_TASK PROMPT_
Retype the listing exactly, so that the copy matches it line for line.
########################################
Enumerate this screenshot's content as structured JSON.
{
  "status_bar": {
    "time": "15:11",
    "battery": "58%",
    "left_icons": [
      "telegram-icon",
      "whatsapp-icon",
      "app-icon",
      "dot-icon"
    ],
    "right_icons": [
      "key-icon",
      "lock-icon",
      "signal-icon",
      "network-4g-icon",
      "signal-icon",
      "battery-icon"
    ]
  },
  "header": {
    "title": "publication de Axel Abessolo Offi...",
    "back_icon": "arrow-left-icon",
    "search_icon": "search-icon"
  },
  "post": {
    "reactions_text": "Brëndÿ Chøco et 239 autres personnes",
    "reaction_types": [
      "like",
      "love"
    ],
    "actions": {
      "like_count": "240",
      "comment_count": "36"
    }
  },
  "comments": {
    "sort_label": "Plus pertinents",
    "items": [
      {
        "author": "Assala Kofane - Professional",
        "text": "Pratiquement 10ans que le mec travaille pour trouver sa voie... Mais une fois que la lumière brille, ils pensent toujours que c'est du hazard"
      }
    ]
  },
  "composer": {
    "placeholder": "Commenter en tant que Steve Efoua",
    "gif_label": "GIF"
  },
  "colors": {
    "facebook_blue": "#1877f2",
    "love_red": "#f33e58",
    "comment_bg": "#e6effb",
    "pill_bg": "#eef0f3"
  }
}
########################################
_EXERCISE RESULT_
Enumerate this screenshot's content as structured JSON.
{
  "status_bar": {
    "time": "15:11",
    "battery": "58%",
    "left_icons": [
      "telegram-icon",
      "whatsapp-icon",
      "app-icon",
      "dot-icon"
    ],
    "right_icons": [
      "key-icon",
      "lock-icon",
      "signal-icon",
      "network-4g-icon",
      "signal-icon",
      "battery-icon"
    ]
  },
  "header": {
    "title": "publication de Axel Abessolo Offi...",
    "back_icon": "arrow-left-icon",
    "search_icon": "search-icon"
  },
  "post": {
    "reactions_text": "Brëndÿ Chøco et 239 autres personnes",
    "reaction_types": [
      "like",
      "love"
    ],
    "actions": {
      "like_count": "240",
      "comment_count": "36"
    }
  },
  "comments": {
    "sort_label": "Plus pertinents",
    "items": [
      {
        "author": "Assala Kofane - Professional",
        "text": "Pratiquement 10ans que le mec travaille pour trouver sa voie... Mais une fois que la lumière brille, ils pensent toujours que c'est du hazard"
      }
    ]
  },
  "composer": {
    "placeholder": "Commenter en tant que Steve Efoua",
    "gif_label": "GIF"
  },
  "colors": {
    "facebook_blue": "#1877f2",
    "love_red": "#f33e58",
    "comment_bg": "#e6effb",
    "pill_bg": "#eef0f3"
  }
}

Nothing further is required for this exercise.